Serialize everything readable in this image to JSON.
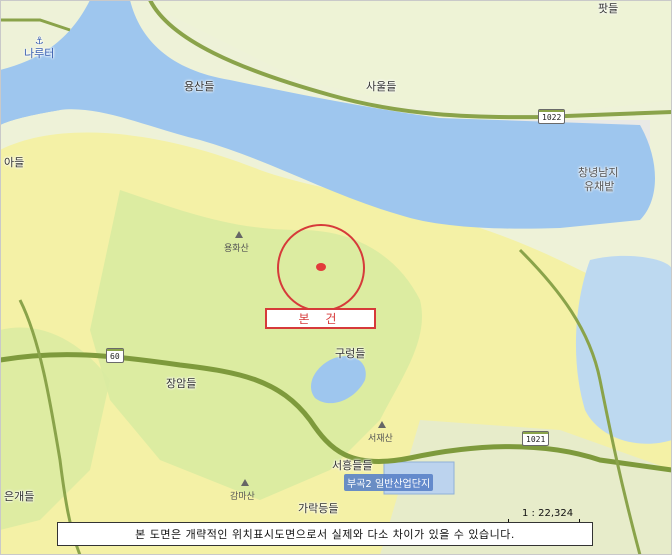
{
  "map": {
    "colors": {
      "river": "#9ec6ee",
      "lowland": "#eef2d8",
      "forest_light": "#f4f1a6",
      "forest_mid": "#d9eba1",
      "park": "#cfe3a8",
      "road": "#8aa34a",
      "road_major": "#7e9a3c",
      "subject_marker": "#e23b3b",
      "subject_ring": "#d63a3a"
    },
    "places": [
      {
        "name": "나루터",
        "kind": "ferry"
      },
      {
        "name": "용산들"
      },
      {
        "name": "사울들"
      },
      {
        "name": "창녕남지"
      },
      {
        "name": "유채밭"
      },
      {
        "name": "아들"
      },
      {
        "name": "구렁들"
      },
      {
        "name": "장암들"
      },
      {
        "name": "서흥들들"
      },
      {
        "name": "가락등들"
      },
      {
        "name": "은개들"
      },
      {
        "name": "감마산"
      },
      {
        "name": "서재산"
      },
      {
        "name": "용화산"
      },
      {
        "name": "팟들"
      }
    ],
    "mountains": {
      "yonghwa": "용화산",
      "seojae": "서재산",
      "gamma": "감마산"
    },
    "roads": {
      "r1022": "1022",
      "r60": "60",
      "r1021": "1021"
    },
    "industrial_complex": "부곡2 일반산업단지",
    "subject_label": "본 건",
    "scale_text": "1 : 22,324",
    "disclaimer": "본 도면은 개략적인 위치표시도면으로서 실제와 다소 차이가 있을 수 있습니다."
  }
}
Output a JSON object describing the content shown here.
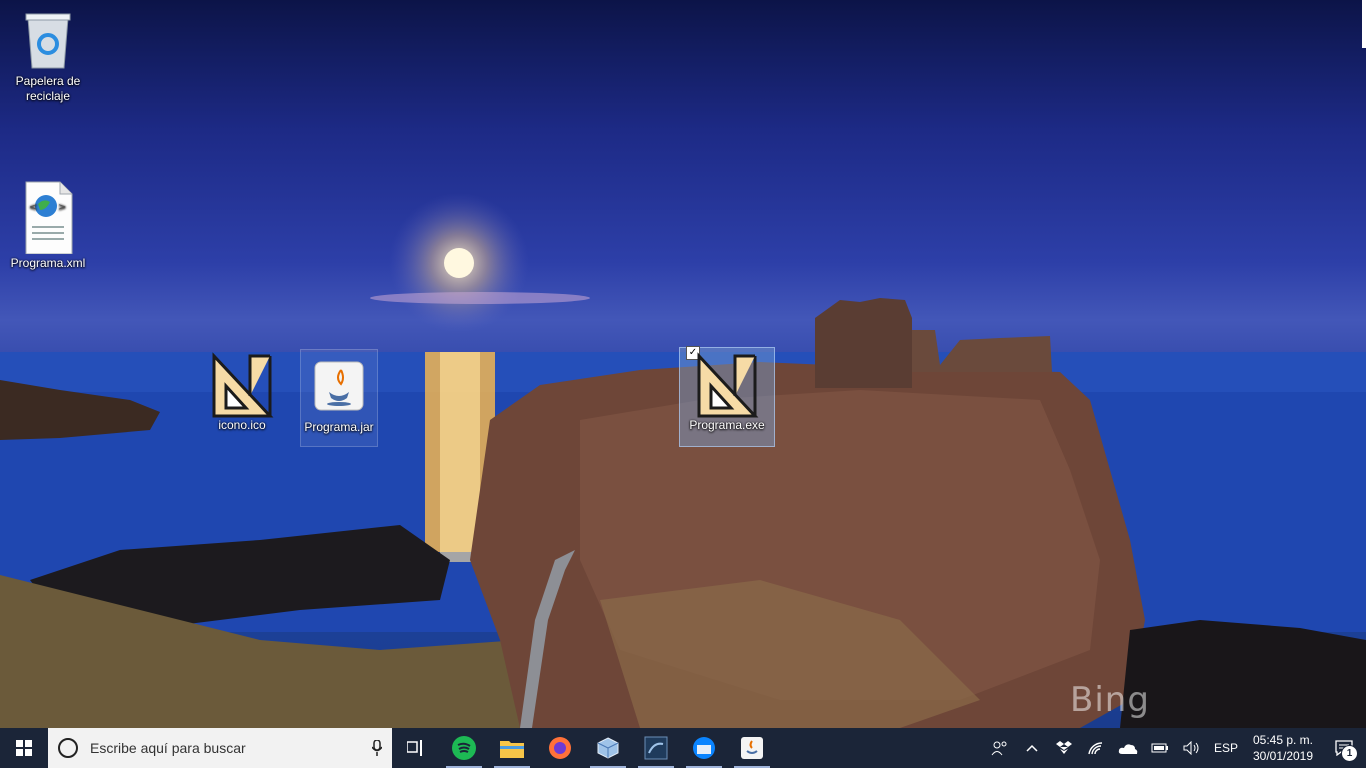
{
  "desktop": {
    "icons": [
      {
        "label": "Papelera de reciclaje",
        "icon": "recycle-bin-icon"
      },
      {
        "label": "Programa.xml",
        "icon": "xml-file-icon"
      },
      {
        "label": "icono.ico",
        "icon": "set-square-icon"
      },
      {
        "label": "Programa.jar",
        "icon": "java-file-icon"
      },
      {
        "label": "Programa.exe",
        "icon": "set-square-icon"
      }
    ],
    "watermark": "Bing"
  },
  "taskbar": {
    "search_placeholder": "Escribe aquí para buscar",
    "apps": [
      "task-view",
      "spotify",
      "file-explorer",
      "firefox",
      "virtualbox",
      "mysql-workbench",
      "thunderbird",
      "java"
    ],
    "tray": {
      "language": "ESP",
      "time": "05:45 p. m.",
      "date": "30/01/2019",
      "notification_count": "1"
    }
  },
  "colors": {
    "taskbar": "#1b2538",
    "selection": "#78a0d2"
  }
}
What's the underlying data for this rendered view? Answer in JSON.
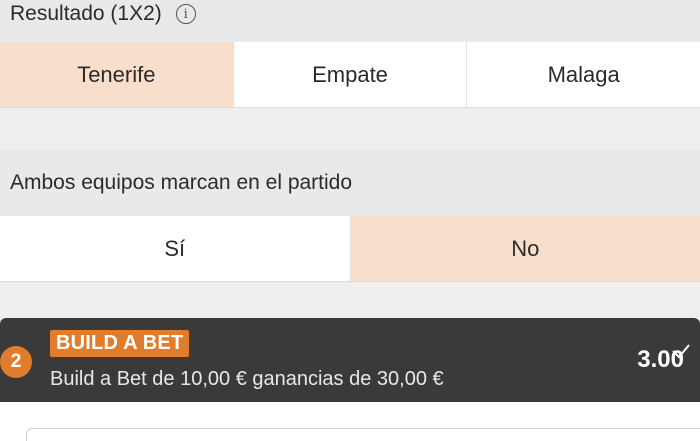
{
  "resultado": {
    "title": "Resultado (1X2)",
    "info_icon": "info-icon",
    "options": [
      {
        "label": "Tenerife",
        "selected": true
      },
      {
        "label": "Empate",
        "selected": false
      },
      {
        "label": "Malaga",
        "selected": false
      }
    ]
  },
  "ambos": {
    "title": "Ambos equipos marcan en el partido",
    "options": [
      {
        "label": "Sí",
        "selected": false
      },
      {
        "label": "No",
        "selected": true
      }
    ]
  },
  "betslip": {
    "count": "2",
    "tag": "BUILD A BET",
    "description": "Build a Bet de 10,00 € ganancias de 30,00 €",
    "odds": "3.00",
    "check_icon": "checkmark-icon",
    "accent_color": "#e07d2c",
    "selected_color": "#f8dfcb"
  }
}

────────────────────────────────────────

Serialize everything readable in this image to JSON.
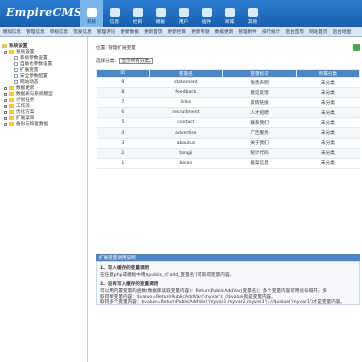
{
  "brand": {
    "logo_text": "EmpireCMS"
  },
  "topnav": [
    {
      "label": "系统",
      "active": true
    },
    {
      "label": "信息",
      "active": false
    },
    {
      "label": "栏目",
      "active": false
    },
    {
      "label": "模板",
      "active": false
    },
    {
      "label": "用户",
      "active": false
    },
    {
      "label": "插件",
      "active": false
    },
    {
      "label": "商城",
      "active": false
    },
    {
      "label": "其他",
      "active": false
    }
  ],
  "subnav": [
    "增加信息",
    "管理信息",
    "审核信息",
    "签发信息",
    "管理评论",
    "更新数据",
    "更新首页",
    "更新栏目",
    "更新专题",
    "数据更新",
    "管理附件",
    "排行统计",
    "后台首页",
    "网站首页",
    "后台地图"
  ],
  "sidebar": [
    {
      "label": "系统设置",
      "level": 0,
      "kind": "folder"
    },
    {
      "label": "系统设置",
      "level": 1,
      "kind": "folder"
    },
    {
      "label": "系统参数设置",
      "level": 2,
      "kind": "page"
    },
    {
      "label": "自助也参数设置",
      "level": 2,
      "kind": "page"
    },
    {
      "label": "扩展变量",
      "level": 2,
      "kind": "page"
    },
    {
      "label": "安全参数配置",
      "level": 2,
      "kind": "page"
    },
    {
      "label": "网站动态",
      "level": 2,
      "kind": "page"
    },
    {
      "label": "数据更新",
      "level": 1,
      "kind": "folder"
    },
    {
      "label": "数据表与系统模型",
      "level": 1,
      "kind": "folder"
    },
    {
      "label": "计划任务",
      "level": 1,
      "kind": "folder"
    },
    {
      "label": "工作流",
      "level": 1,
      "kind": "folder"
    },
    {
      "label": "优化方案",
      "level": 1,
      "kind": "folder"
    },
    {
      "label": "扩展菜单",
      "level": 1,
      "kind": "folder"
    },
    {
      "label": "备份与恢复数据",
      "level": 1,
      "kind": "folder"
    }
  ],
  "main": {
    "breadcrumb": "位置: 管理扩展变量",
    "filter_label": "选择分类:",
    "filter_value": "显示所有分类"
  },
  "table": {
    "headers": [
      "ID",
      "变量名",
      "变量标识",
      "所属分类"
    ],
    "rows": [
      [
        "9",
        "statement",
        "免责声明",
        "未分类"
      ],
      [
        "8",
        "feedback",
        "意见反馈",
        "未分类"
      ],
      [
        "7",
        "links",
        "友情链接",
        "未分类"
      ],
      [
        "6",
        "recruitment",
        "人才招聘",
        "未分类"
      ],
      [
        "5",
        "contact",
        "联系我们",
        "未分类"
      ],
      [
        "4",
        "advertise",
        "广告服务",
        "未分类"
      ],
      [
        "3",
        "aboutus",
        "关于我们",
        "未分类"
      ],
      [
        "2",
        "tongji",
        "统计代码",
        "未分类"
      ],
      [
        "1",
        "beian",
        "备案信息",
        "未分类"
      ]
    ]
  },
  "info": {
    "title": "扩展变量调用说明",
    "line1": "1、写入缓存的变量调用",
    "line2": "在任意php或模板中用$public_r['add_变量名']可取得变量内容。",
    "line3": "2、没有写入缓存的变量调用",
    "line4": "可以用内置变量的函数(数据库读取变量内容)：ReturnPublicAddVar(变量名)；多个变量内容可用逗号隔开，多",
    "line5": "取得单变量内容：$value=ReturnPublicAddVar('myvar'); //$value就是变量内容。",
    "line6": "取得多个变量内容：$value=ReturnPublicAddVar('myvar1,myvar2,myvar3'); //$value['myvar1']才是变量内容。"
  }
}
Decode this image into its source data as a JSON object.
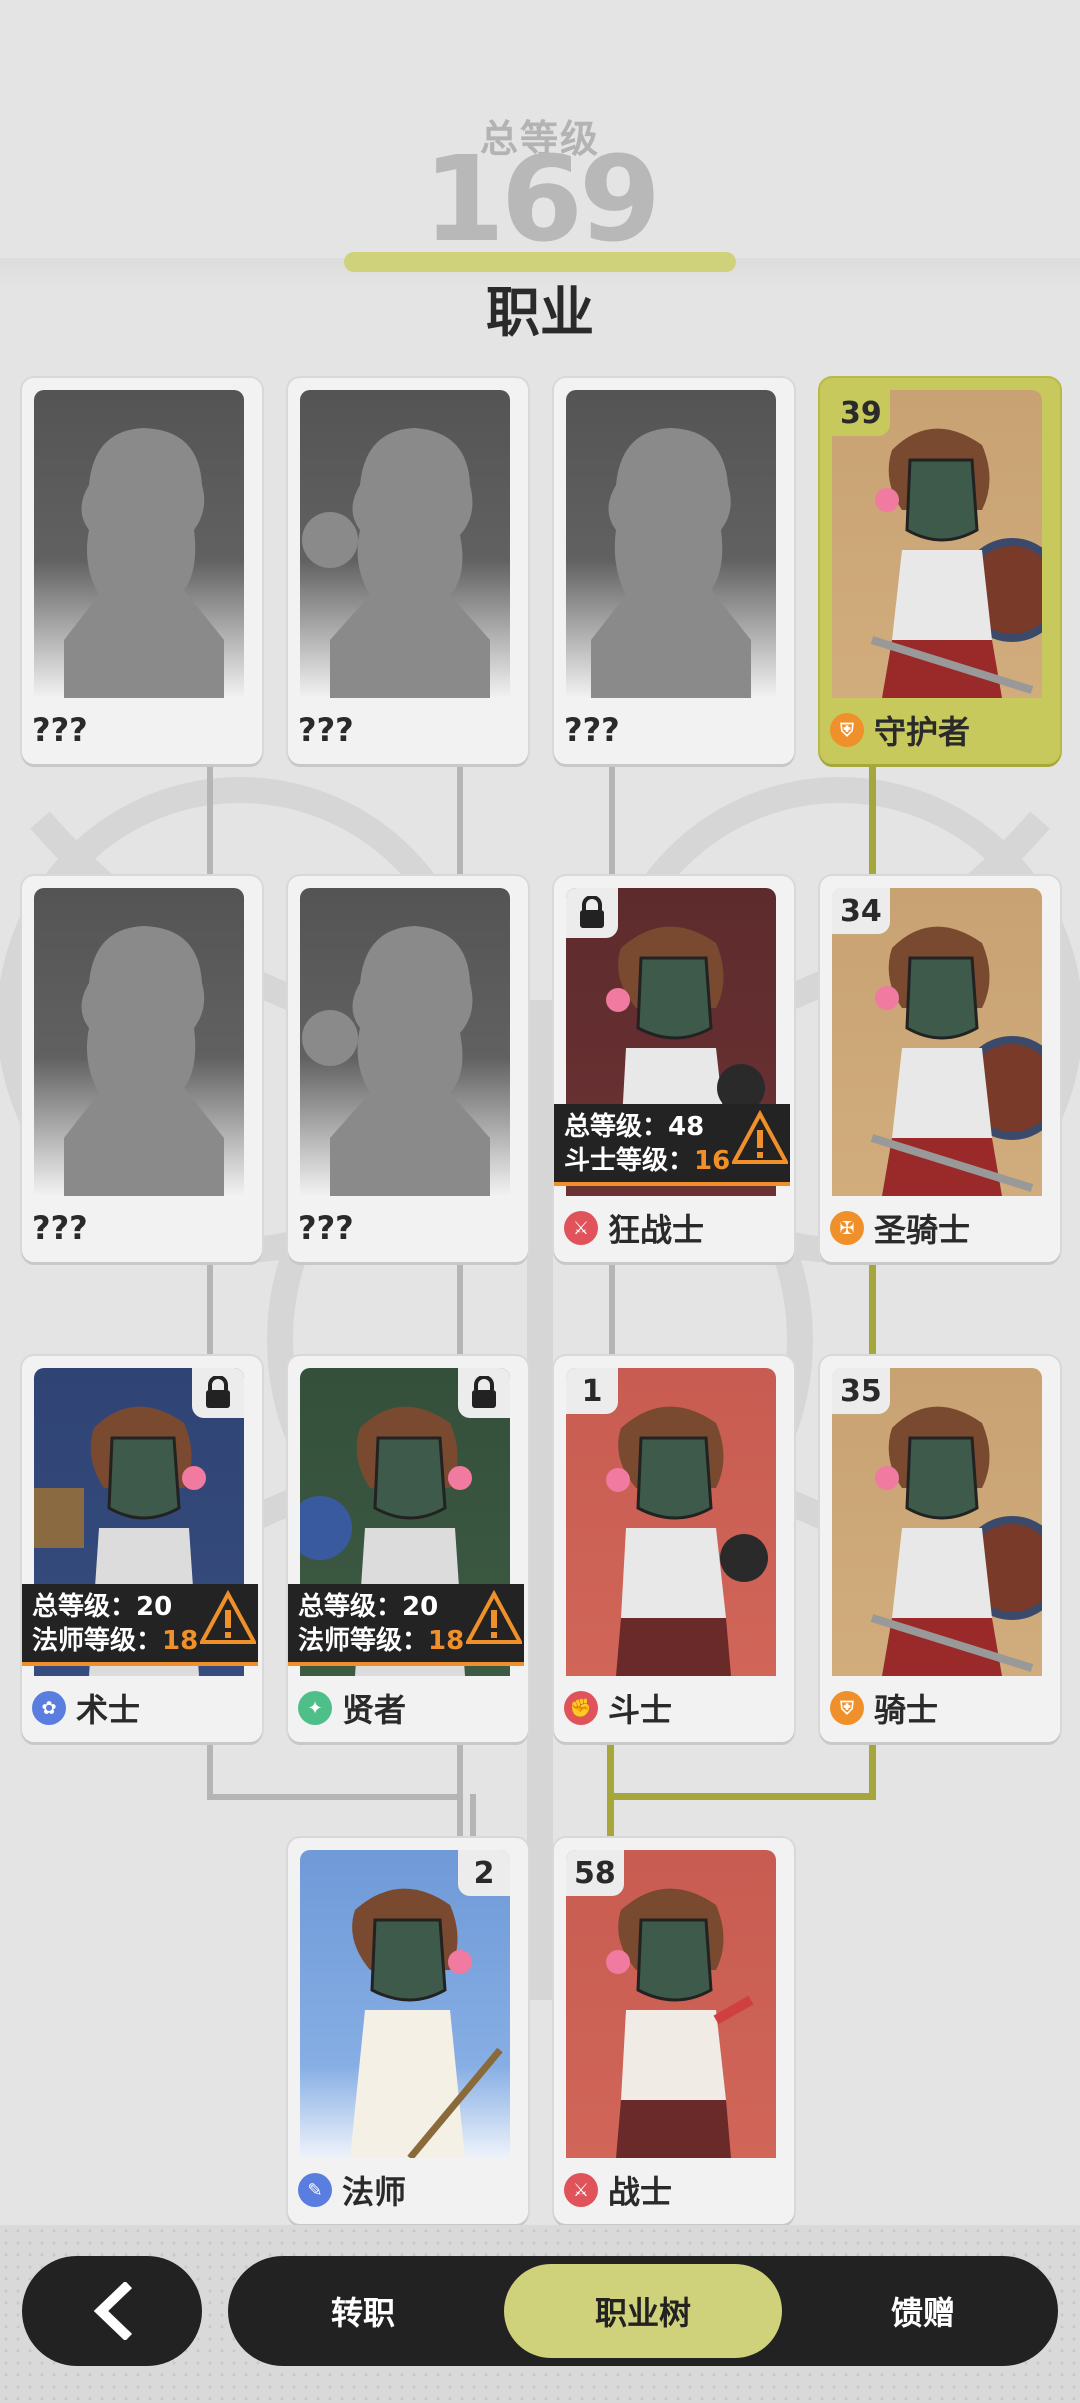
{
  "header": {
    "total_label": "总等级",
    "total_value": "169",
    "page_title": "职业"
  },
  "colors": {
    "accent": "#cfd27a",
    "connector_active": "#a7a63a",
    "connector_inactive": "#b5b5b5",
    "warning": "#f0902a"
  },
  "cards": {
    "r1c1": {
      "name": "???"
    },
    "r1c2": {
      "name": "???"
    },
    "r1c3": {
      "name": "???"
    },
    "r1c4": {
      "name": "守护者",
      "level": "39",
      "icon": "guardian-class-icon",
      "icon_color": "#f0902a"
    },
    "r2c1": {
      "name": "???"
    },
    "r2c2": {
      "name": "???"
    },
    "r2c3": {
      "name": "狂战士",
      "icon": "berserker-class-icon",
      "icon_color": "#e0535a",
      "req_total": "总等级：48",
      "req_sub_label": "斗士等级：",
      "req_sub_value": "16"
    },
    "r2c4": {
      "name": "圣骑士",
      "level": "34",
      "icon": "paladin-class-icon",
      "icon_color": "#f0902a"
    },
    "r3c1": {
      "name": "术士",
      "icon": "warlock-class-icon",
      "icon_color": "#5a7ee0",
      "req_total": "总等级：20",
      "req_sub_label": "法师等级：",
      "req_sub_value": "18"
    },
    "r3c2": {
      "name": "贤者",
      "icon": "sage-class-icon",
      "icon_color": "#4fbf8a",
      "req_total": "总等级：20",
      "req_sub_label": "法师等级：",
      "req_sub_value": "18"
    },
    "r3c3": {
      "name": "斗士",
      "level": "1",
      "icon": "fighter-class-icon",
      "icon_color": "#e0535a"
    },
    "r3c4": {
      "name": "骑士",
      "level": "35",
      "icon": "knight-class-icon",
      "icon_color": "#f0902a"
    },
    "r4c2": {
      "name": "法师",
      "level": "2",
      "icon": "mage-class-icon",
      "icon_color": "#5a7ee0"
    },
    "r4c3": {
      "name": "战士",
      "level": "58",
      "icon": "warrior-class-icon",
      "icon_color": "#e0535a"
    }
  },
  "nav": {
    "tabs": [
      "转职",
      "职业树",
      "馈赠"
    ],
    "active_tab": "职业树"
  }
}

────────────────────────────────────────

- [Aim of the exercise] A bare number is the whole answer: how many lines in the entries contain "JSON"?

- [Result of this task] 5